Problem statement =>
Look through the lines below and extract any with the word "this".

*** Dataset entries ***

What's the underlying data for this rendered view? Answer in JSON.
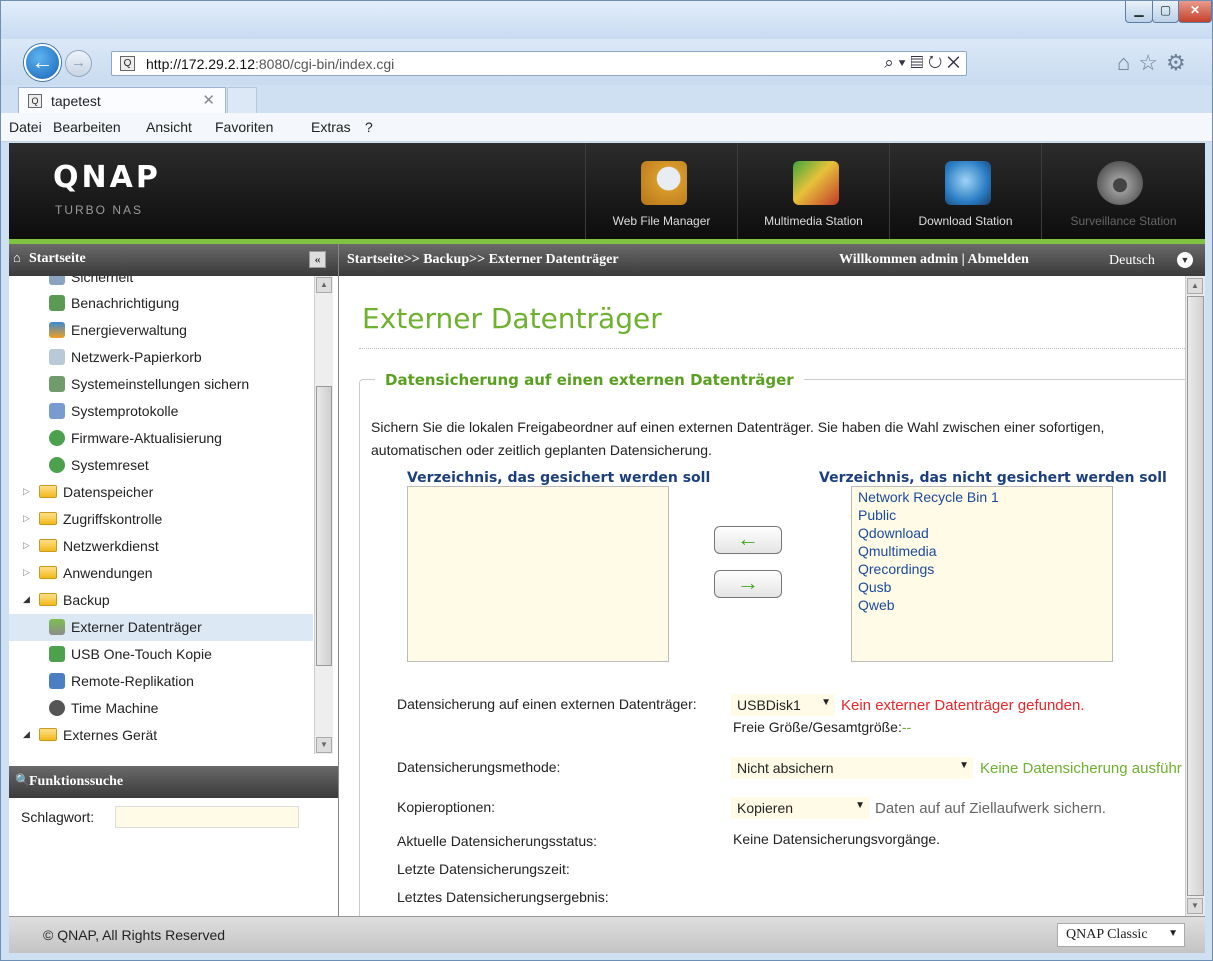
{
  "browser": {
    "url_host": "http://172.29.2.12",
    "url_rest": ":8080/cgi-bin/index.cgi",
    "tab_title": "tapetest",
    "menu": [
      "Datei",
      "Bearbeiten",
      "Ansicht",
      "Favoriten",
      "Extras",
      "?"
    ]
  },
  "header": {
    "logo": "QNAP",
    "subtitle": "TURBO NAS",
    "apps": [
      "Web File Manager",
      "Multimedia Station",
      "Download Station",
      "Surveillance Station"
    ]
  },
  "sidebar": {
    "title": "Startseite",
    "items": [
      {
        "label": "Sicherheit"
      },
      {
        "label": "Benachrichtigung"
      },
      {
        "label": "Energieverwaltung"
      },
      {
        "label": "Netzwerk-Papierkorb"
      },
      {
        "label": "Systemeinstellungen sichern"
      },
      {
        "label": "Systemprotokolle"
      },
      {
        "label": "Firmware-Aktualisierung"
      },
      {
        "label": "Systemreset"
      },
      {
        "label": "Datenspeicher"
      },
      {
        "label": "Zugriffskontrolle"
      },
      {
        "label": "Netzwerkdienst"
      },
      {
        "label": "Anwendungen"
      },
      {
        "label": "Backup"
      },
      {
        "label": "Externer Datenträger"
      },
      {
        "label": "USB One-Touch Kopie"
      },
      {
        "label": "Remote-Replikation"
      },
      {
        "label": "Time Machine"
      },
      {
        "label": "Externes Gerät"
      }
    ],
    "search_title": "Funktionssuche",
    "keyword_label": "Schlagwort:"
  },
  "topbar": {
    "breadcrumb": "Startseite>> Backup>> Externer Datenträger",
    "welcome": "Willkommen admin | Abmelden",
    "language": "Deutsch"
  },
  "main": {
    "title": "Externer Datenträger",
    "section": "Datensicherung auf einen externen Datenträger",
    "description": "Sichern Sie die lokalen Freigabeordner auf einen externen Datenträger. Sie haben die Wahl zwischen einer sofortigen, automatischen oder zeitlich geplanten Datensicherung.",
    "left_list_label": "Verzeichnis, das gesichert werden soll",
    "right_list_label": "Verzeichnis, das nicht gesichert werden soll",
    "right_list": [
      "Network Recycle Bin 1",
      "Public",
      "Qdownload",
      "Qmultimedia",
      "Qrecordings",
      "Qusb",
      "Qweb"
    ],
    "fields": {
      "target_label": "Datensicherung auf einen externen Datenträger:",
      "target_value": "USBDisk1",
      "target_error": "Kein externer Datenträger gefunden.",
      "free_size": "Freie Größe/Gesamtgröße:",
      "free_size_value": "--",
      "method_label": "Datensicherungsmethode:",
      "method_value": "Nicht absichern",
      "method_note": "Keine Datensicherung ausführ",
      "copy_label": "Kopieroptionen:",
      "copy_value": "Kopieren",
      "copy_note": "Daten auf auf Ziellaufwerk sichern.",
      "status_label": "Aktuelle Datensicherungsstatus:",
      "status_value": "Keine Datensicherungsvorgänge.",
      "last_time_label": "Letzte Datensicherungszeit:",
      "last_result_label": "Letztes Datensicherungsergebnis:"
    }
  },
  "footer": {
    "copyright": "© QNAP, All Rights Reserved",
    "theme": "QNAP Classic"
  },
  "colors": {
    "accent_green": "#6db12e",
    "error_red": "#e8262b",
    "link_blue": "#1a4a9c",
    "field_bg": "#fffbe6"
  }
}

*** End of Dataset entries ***
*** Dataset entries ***

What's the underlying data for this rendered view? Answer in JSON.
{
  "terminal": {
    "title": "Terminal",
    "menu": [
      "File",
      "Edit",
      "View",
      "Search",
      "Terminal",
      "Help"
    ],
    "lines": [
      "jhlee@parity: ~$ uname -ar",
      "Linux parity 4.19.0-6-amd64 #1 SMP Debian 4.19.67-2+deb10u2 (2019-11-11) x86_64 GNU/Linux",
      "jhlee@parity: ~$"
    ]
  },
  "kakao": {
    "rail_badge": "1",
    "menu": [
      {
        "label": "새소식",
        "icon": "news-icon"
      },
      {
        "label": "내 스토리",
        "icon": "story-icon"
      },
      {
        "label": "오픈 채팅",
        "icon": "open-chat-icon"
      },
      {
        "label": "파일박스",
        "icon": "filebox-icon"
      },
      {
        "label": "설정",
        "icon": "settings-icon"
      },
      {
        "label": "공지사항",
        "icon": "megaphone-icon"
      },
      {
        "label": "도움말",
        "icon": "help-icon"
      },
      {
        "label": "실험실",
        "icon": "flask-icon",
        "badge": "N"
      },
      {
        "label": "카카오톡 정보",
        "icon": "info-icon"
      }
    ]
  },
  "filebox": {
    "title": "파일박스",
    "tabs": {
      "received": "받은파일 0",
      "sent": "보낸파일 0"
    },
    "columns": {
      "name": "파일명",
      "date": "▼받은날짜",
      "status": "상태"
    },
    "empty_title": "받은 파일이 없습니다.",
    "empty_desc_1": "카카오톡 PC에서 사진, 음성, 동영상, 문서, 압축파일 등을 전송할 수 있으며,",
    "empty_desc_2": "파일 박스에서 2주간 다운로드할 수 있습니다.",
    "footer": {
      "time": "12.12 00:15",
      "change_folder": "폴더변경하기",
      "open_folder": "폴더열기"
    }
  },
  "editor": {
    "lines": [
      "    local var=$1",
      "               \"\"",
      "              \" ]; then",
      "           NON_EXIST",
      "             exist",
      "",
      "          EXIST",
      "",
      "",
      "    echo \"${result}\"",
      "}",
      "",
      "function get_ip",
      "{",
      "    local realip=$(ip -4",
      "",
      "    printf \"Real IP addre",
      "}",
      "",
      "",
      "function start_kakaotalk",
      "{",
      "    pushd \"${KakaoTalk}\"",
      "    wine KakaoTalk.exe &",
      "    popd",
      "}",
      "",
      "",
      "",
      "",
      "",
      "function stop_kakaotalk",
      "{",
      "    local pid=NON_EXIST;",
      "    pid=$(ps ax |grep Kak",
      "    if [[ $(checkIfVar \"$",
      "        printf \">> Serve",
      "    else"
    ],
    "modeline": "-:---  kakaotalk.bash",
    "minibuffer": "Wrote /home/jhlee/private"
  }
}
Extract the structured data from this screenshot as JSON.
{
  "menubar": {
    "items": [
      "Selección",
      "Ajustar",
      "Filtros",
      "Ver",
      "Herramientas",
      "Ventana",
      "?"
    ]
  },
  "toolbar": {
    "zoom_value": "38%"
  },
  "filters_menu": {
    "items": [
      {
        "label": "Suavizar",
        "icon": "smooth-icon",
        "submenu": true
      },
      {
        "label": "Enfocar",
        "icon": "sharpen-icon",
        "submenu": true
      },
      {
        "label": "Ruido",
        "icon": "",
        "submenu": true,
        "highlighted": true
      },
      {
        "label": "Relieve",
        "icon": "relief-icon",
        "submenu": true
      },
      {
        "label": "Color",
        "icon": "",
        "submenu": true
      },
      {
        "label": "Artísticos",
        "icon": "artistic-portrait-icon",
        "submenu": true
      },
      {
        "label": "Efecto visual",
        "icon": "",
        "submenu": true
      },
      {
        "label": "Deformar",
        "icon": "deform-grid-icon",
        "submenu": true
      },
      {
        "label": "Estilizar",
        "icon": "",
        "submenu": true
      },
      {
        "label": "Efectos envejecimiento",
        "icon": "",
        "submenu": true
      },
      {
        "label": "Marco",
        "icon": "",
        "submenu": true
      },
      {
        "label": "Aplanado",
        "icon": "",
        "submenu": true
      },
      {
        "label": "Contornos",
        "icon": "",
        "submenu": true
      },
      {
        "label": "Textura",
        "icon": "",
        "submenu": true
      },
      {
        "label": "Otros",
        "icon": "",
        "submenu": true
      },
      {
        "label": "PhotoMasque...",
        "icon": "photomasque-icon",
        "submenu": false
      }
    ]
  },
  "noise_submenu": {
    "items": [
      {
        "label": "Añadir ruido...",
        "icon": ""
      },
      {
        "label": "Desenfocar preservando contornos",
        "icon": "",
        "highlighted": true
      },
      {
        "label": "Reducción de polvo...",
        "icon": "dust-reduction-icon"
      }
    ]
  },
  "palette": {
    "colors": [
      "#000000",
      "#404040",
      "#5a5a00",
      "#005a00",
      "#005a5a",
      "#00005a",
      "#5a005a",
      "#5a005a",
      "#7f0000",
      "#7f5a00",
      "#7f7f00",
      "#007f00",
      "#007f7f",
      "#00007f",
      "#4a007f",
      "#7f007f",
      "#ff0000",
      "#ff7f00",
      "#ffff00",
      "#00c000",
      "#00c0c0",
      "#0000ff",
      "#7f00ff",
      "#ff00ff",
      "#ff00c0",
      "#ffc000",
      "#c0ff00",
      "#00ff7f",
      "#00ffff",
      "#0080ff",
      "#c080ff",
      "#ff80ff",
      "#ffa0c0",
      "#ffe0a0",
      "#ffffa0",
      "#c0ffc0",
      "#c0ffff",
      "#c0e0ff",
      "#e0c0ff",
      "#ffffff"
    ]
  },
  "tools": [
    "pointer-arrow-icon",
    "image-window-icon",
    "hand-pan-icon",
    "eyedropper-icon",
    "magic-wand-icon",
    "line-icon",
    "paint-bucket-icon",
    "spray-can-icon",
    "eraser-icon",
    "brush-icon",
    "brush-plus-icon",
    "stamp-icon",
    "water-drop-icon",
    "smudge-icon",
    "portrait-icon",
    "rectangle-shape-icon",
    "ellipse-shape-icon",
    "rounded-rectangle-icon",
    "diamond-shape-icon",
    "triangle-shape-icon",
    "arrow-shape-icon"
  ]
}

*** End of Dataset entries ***
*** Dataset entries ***

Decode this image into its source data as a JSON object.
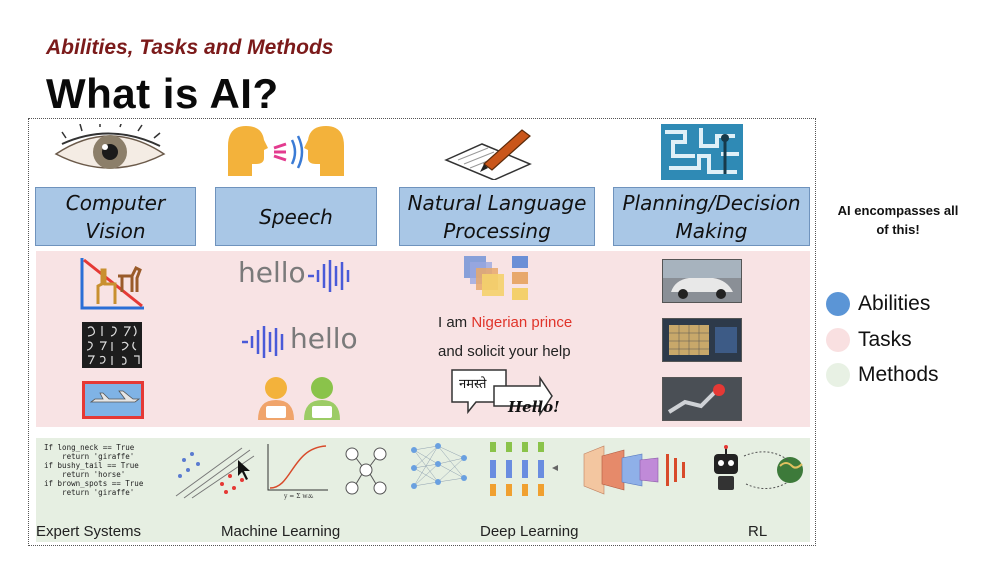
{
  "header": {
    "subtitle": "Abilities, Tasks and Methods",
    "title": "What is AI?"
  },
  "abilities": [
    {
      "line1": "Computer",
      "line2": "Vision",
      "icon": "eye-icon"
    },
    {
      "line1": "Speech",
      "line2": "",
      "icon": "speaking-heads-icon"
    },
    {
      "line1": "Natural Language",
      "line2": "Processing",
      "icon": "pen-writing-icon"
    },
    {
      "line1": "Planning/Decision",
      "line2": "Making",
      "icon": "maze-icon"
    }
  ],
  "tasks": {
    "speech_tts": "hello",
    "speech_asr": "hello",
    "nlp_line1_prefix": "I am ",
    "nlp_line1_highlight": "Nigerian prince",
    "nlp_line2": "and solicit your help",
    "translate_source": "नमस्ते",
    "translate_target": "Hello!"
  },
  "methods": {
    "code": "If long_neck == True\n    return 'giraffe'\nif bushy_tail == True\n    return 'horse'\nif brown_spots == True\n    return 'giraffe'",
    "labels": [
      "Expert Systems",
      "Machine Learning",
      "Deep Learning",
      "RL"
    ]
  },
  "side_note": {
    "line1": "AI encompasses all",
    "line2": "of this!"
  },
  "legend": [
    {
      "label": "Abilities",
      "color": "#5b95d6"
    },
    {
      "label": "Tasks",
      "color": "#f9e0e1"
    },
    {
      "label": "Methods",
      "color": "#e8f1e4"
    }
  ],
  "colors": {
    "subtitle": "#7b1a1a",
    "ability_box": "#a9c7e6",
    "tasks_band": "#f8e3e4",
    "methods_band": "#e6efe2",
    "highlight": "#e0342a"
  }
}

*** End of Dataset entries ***

Response to the task =>
What's the underlying data for this rendered view? Answer in JSON.
What's the underlying data for this rendered view? Answer in JSON.
Extract the structured data from this screenshot as JSON.
Decode this image into its source data as a JSON object.
    "line2": "of this!"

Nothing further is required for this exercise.